◆ **What the task asks**: Select all lines in the records that include "data".
== == ==
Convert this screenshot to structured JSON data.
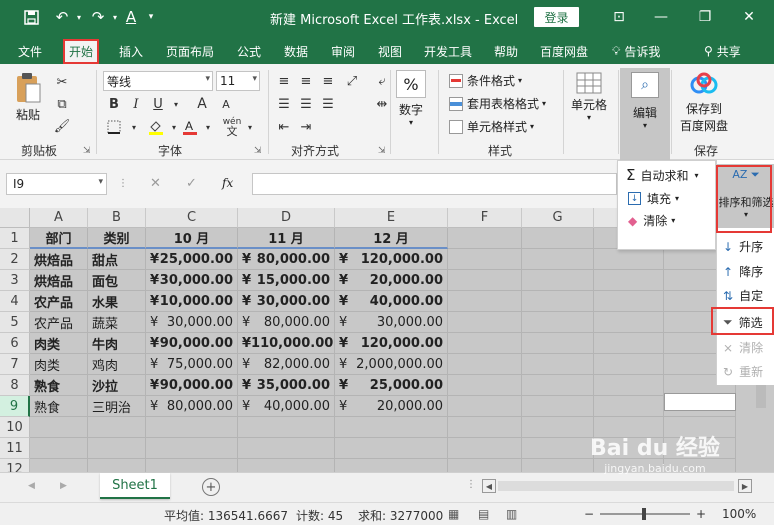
{
  "titlebar": {
    "title": "新建 Microsoft Excel 工作表.xlsx  -  Excel",
    "login": "登录",
    "save_icon": "save-icon",
    "undo_icon": "undo-icon",
    "redo_icon": "redo-icon",
    "font_color_icon": "A",
    "minimize": "—",
    "restore": "❐",
    "close": "✕",
    "ribbon_display": "⊡"
  },
  "tabs": [
    {
      "label": "文件"
    },
    {
      "label": "开始"
    },
    {
      "label": "插入"
    },
    {
      "label": "页面布局"
    },
    {
      "label": "公式"
    },
    {
      "label": "数据"
    },
    {
      "label": "审阅"
    },
    {
      "label": "视图"
    },
    {
      "label": "开发工具"
    },
    {
      "label": "帮助"
    },
    {
      "label": "百度网盘"
    },
    {
      "label": "告诉我"
    },
    {
      "label": "共享"
    }
  ],
  "ribbon": {
    "clipboard": {
      "paste": "粘贴",
      "label": "剪贴板"
    },
    "font": {
      "name": "等线",
      "size": "11",
      "label": "字体",
      "bold": "B",
      "italic": "I",
      "underline": "U",
      "grow": "A",
      "shrink": "A",
      "wen": "wén"
    },
    "align": {
      "label": "对齐方式"
    },
    "number": {
      "label": "数字",
      "symbol": "%"
    },
    "styles": {
      "cond": "条件格式",
      "table": "套用表格格式",
      "cell": "单元格样式",
      "label": "样式"
    },
    "cells": {
      "label": "单元格"
    },
    "edit": {
      "label": "编辑"
    },
    "save": {
      "line1": "保存到",
      "line2": "百度网盘",
      "label": "保存"
    }
  },
  "edit_panel": {
    "autosum": "自动求和",
    "fill": "填充",
    "clear": "清除"
  },
  "sort_panel": {
    "button": "排序和筛选",
    "asc": "升序",
    "desc": "降序",
    "custom": "自定",
    "filter": "筛选",
    "clear": "清除",
    "reapply": "重新"
  },
  "formula_bar": {
    "namebox": "I9",
    "fx": "fx",
    "cancel": "✕",
    "confirm": "✓"
  },
  "grid": {
    "columns": [
      "A",
      "B",
      "C",
      "D",
      "E",
      "F",
      "G"
    ],
    "rows": [
      "1",
      "2",
      "3",
      "4",
      "5",
      "6",
      "7",
      "8",
      "9",
      "10",
      "11",
      "12"
    ],
    "header": [
      "部门",
      "类别",
      "10 月",
      "11 月",
      "12 月"
    ],
    "data": [
      [
        "烘焙品",
        "甜点",
        "25,000.00",
        "80,000.00",
        "120,000.00"
      ],
      [
        "烘焙品",
        "面包",
        "30,000.00",
        "15,000.00",
        "20,000.00"
      ],
      [
        "农产品",
        "水果",
        "10,000.00",
        "30,000.00",
        "40,000.00"
      ],
      [
        "农产品",
        "蔬菜",
        "30,000.00",
        "80,000.00",
        "30,000.00"
      ],
      [
        "肉类",
        "牛肉",
        "90,000.00",
        "110,000.00",
        "120,000.00"
      ],
      [
        "肉类",
        "鸡肉",
        "75,000.00",
        "82,000.00",
        "2,000,000.00"
      ],
      [
        "熟食",
        "沙拉",
        "90,000.00",
        "35,000.00",
        "25,000.00"
      ],
      [
        "熟食",
        "三明治",
        "80,000.00",
        "40,000.00",
        "20,000.00"
      ]
    ],
    "currency": "¥"
  },
  "sheets": {
    "active": "Sheet1",
    "add": "+"
  },
  "status": {
    "average": "平均值: 136541.6667",
    "count": "计数: 45",
    "sum": "求和: 3277000",
    "zoom": "100%"
  },
  "watermark": {
    "brand": "Bai du 经验",
    "url": "jingyan.baidu.com"
  }
}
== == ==
◆ **Output of the exercise**:
Convert this screenshot to structured JSON data.
    "data": [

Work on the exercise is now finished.